*** Opening Task data ***

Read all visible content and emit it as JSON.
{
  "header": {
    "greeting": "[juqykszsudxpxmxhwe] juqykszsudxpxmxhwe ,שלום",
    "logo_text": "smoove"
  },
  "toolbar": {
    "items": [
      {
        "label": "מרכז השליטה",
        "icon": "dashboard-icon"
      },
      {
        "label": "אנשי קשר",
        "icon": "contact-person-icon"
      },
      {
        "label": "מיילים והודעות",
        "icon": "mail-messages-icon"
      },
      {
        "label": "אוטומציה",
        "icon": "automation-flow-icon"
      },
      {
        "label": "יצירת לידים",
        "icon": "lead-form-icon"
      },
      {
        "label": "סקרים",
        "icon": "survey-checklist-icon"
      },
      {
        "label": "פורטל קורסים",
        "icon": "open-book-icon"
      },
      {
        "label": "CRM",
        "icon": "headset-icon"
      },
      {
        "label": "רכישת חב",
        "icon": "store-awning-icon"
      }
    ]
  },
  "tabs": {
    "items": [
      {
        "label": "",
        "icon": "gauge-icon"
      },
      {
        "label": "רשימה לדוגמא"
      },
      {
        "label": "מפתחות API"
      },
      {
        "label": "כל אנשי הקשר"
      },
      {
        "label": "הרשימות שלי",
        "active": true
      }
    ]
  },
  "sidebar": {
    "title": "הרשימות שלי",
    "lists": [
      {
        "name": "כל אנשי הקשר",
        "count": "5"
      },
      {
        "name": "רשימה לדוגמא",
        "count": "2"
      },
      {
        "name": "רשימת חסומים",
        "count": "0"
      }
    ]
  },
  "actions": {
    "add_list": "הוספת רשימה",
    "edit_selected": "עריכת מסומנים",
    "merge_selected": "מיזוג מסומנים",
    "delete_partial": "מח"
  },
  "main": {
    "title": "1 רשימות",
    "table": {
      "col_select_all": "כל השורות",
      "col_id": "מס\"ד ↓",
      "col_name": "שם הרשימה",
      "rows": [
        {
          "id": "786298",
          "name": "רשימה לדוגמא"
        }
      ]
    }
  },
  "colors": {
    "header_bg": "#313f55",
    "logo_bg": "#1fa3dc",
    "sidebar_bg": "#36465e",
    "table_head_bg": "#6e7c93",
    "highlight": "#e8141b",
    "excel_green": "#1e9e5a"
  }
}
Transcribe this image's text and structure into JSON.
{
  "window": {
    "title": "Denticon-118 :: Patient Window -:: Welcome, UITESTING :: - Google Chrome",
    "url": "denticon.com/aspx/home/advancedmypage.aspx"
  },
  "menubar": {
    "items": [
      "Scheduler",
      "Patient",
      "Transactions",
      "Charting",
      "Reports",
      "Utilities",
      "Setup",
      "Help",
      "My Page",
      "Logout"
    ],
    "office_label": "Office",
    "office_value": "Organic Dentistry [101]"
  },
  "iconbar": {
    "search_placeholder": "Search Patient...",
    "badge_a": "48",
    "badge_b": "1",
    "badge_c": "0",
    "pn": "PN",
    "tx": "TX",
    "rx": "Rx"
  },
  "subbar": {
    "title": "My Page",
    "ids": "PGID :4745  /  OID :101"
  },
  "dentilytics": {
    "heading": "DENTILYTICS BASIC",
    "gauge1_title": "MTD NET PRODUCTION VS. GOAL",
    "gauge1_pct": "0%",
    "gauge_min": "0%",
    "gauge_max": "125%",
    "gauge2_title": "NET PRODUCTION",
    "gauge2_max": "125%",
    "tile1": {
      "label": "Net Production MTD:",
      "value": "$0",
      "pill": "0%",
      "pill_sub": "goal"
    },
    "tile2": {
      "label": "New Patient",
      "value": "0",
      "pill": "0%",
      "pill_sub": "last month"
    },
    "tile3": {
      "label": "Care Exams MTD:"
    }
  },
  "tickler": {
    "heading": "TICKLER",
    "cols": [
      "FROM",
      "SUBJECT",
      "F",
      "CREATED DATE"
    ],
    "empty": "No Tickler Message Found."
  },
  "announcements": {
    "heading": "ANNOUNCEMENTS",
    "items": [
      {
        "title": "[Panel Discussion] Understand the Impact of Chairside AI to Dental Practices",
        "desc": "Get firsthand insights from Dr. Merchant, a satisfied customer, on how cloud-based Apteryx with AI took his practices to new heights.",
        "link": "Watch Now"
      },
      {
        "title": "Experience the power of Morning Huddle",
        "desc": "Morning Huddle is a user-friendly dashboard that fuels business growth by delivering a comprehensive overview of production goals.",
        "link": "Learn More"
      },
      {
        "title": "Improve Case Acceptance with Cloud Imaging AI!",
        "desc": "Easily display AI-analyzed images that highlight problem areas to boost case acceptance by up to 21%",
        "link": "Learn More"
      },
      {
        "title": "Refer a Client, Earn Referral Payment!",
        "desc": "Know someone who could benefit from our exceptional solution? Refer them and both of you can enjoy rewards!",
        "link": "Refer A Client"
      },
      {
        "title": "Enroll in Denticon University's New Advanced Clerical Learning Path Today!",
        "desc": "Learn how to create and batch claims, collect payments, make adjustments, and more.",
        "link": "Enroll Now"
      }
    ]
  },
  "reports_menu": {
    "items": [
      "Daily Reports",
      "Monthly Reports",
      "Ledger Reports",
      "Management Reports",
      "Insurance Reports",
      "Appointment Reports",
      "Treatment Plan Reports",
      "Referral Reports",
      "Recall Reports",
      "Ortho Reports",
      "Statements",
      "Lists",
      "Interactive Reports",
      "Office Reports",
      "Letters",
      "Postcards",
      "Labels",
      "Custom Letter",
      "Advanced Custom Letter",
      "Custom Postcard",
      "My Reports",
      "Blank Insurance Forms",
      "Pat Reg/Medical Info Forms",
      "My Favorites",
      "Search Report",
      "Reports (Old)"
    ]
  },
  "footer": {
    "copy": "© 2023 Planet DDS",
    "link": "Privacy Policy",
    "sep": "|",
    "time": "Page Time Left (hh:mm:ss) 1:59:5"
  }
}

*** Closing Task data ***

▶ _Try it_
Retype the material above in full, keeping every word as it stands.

▶ _Expected output_
Read all visible content and emit it as JSON.
{
  "header": {
    "greeting": "[juqykszsudxpxmxhwe] juqykszsudxpxmxhwe ,שלום",
    "logo_text": "smoove"
  },
  "toolbar": {
    "items": [
      {
        "label": "מרכז השליטה",
        "icon": "dashboard-icon"
      },
      {
        "label": "אנשי קשר",
        "icon": "contact-person-icon"
      },
      {
        "label": "מיילים והודעות",
        "icon": "mail-messages-icon"
      },
      {
        "label": "אוטומציה",
        "icon": "automation-flow-icon"
      },
      {
        "label": "יצירת לידים",
        "icon": "lead-form-icon"
      },
      {
        "label": "סקרים",
        "icon": "survey-checklist-icon"
      },
      {
        "label": "פורטל קורסים",
        "icon": "open-book-icon"
      },
      {
        "label": "CRM",
        "icon": "headset-icon"
      },
      {
        "label": "רכישת חב",
        "icon": "store-awning-icon"
      }
    ]
  },
  "tabs": {
    "items": [
      {
        "label": "",
        "icon": "gauge-icon"
      },
      {
        "label": "רשימה לדוגמא"
      },
      {
        "label": "מפתחות API"
      },
      {
        "label": "כל אנשי הקשר"
      },
      {
        "label": "הרשימות שלי",
        "active": true
      }
    ]
  },
  "sidebar": {
    "title": "הרשימות שלי",
    "lists": [
      {
        "name": "כל אנשי הקשר",
        "count": "5"
      },
      {
        "name": "רשימה לדוגמא",
        "count": "2"
      },
      {
        "name": "רשימת חסומים",
        "count": "0"
      }
    ]
  },
  "actions": {
    "add_list": "הוספת רשימה",
    "edit_selected": "עריכת מסומנים",
    "merge_selected": "מיזוג מסומנים",
    "delete_partial": "מח"
  },
  "main": {
    "title": "1 רשימות",
    "table": {
      "col_select_all": "כל השורות",
      "col_id": "מס\"ד ↓",
      "col_name": "שם הרשימה",
      "rows": [
        {
          "id": "786298",
          "name": "רשימה לדוגמא"
        }
      ]
    }
  },
  "colors": {
    "header_bg": "#313f55",
    "logo_bg": "#1fa3dc",
    "sidebar_bg": "#36465e",
    "table_head_bg": "#6e7c93",
    "highlight": "#e8141b",
    "excel_green": "#1e9e5a"
  }
}
Transcribe this image's text and structure into JSON.
{
  "window": {
    "title": "Denticon-118 :: Patient Window -:: Welcome, UITESTING :: - Google Chrome",
    "url": "denticon.com/aspx/home/advancedmypage.aspx"
  },
  "menubar": {
    "items": [
      "Scheduler",
      "Patient",
      "Transactions",
      "Charting",
      "Reports",
      "Utilities",
      "Setup",
      "Help",
      "My Page",
      "Logout"
    ],
    "office_label": "Office",
    "office_value": "Organic Dentistry [101]"
  },
  "iconbar": {
    "search_placeholder": "Search Patient...",
    "badge_a": "48",
    "badge_b": "1",
    "badge_c": "0",
    "pn": "PN",
    "tx": "TX",
    "rx": "Rx"
  },
  "subbar": {
    "title": "My Page",
    "ids": "PGID :4745  /  OID :101"
  },
  "dentilytics": {
    "heading": "DENTILYTICS BASIC",
    "gauge1_title": "MTD NET PRODUCTION VS. GOAL",
    "gauge1_pct": "0%",
    "gauge_min": "0%",
    "gauge_max": "125%",
    "gauge2_title": "NET PRODUCTION",
    "gauge2_max": "125%",
    "tile1": {
      "label": "Net Production MTD:",
      "value": "$0",
      "pill": "0%",
      "pill_sub": "goal"
    },
    "tile2": {
      "label": "New Patient",
      "value": "0",
      "pill": "0%",
      "pill_sub": "last month"
    },
    "tile3": {
      "label": "Care Exams MTD:"
    }
  },
  "tickler": {
    "heading": "TICKLER",
    "cols": [
      "FROM",
      "SUBJECT",
      "F",
      "CREATED DATE"
    ],
    "empty": "No Tickler Message Found."
  },
  "announcements": {
    "heading": "ANNOUNCEMENTS",
    "items": [
      {
        "title": "[Panel Discussion] Understand the Impact of Chairside AI to Dental Practices",
        "desc": "Get firsthand insights from Dr. Merchant, a satisfied customer, on how cloud-based Apteryx with AI took his practices to new heights.",
        "link": "Watch Now"
      },
      {
        "title": "Experience the power of Morning Huddle",
        "desc": "Morning Huddle is a user-friendly dashboard that fuels business growth by delivering a comprehensive overview of production goals.",
        "link": "Learn More"
      },
      {
        "title": "Improve Case Acceptance with Cloud Imaging AI!",
        "desc": "Easily display AI-analyzed images that highlight problem areas to boost case acceptance by up to 21%",
        "link": "Learn More"
      },
      {
        "title": "Refer a Client, Earn Referral Payment!",
        "desc": "Know someone who could benefit from our exceptional solution? Refer them and both of you can enjoy rewards!",
        "link": "Refer A Client"
      },
      {
        "title": "Enroll in Denticon University's New Advanced Clerical Learning Path Today!",
        "desc": "Learn how to create and batch claims, collect payments, make adjustments, and more.",
        "link": "Enroll Now"
      }
    ]
  },
  "reports_menu": {
    "items": [
      "Daily Reports",
      "Monthly Reports",
      "Ledger Reports",
      "Management Reports",
      "Insurance Reports",
      "Appointment Reports",
      "Treatment Plan Reports",
      "Referral Reports",
      "Recall Reports",
      "Ortho Reports",
      "Statements",
      "Lists",
      "Interactive Reports",
      "Office Reports",
      "Letters",
      "Postcards",
      "Labels",
      "Custom Letter",
      "Advanced Custom Letter",
      "Custom Postcard",
      "My Reports",
      "Blank Insurance Forms",
      "Pat Reg/Medical Info Forms",
      "My Favorites",
      "Search Report",
      "Reports (Old)"
    ]
  },
  "footer": {
    "copy": "© 2023 Planet DDS",
    "link": "Privacy Policy",
    "sep": "|",
    "time": "Page Time Left (hh:mm:ss) 1:59:5"
  }
}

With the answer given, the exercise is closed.